> >   Web hosting costs are trivial in comparison.  How should the site be
> > funded?   As a non-profit, from contributions?   Vendors and big RDF
> > users might be convinced to donate.  What should they get in return?
> > Exposure?   Some advertising?
> >
> >   - If ads are included, they must be relevant, unobtrusive and have no
> > animation or sound.
> >
> >   - Diversity of use cases.  Because of the wide variety of RDF use
> > cases, it would be best to provide different tracks for different kinds
> > of use cases, such as:
> >
> >     - Content organization by metadata (for libraries, etc.)
> >
> >     - Data integration (multiple data sources & data models)
> >
> >     - OWL reasoning (e.g., with OBO Foundry ontologies)
> >
> >   - How to balance free and open source with commercial interests?  The
> > main focus should be on free and open source software: a newcomer should
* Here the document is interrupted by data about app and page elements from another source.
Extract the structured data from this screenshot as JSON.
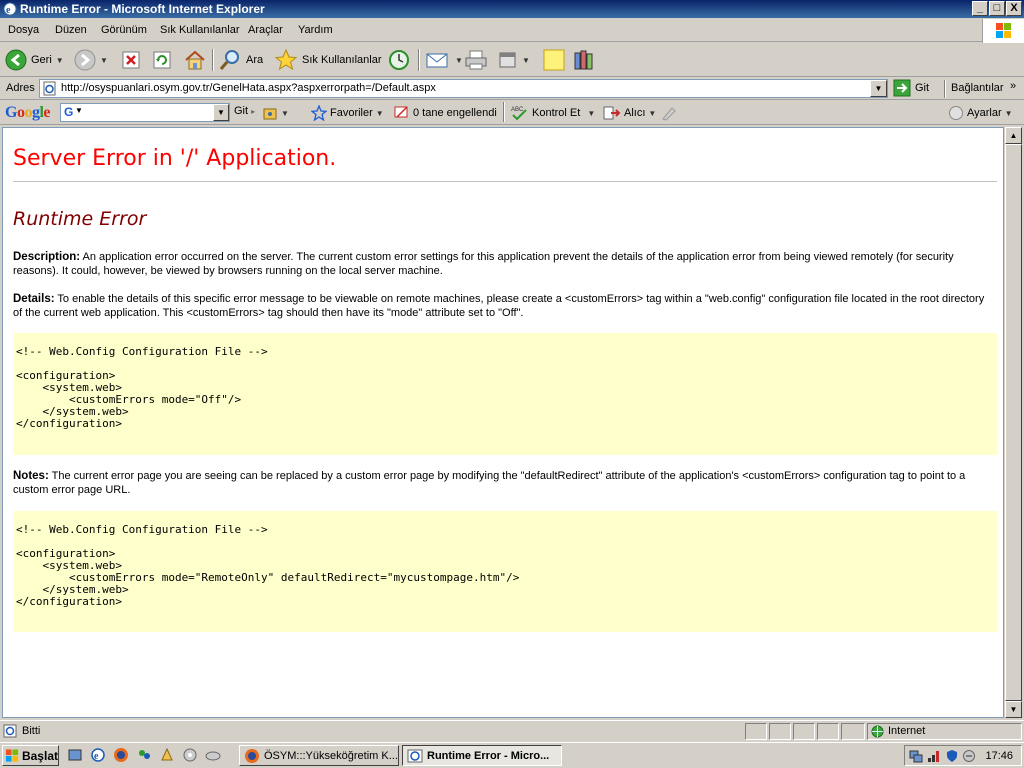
{
  "window": {
    "title": "Runtime Error - Microsoft Internet Explorer",
    "min_label": "_",
    "max_label": "□",
    "close_label": "X"
  },
  "menu": {
    "items": [
      "Dosya",
      "Düzen",
      "Görünüm",
      "Sık Kullanılanlar",
      "Araçlar",
      "Yardım"
    ]
  },
  "toolbar": {
    "back_label": "Geri",
    "search_label": "Ara",
    "favorites_label": "Sık Kullanılanlar"
  },
  "address": {
    "label": "Adres",
    "url": "http://osyspuanlari.osym.gov.tr/GenelHata.aspx?aspxerrorpath=/Default.aspx",
    "go_label": "Git",
    "links_label": "Bağlantılar"
  },
  "google_bar": {
    "logo": "Google",
    "search_placeholder": "G",
    "go_label": "Git",
    "favorites_label": "Favoriler",
    "blocked_label": "0 tane engellendi",
    "spellcheck_label": "Kontrol Et",
    "send_label": "Alıcı",
    "settings_label": "Ayarlar"
  },
  "page": {
    "heading": "Server Error in '/' Application.",
    "subheading": "Runtime Error",
    "description_label": "Description:",
    "description_text": "An application error occurred on the server. The current custom error settings for this application prevent the details of the application error from being viewed remotely (for security reasons). It could, however, be viewed by browsers running on the local server machine.",
    "details_label": "Details:",
    "details_text": "To enable the details of this specific error message to be viewable on remote machines, please create a <customErrors> tag within a \"web.config\" configuration file located in the root directory of the current web application. This <customErrors> tag should then have its \"mode\" attribute set to \"Off\".",
    "code1": "<!-- Web.Config Configuration File -->\n\n<configuration>\n    <system.web>\n        <customErrors mode=\"Off\"/>\n    </system.web>\n</configuration>",
    "notes_label": "Notes:",
    "notes_text": "The current error page you are seeing can be replaced by a custom error page by modifying the \"defaultRedirect\" attribute of the application's <customErrors> configuration tag to point to a custom error page URL.",
    "code2": "<!-- Web.Config Configuration File -->\n\n<configuration>\n    <system.web>\n        <customErrors mode=\"RemoteOnly\" defaultRedirect=\"mycustompage.htm\"/>\n    </system.web>\n</configuration>"
  },
  "status": {
    "text": "Bitti",
    "zone": "Internet"
  },
  "taskbar": {
    "start_label": "Başlat",
    "tasks": [
      "ÖSYM:::Yükseköğretim K...",
      "Runtime Error - Micro..."
    ],
    "clock": "17:46"
  },
  "colors": {
    "heading": "#ff0000",
    "subheading": "#800000",
    "code_bg": "#ffffcc",
    "titlebar": "#0a246a"
  }
}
> > be quickly successful using only free and open source software.  But
> > pointers to commercial tools and services should be considered also,
> > both to help users find them, and to have vendor support of the site.
> > However, the commercial aspect must be managed and balanced properly, to
> > prevent the site from smelling like yet another marketing ploy.
> >
> > I am interested to hear other thoughts or ideas.   Also, please let me
> > know (privately or publicly) if you are keen on helping to figure this
> > out and get this going.
> >
> > Thanks!
> > David Booth
> >


Marco Neumann
Received on Saturday, 16 March 2019 16:11:27 UTC

This archive was generated by hypermail 2.3.1 : Saturday, 16 March 2019 16:11:28 UTC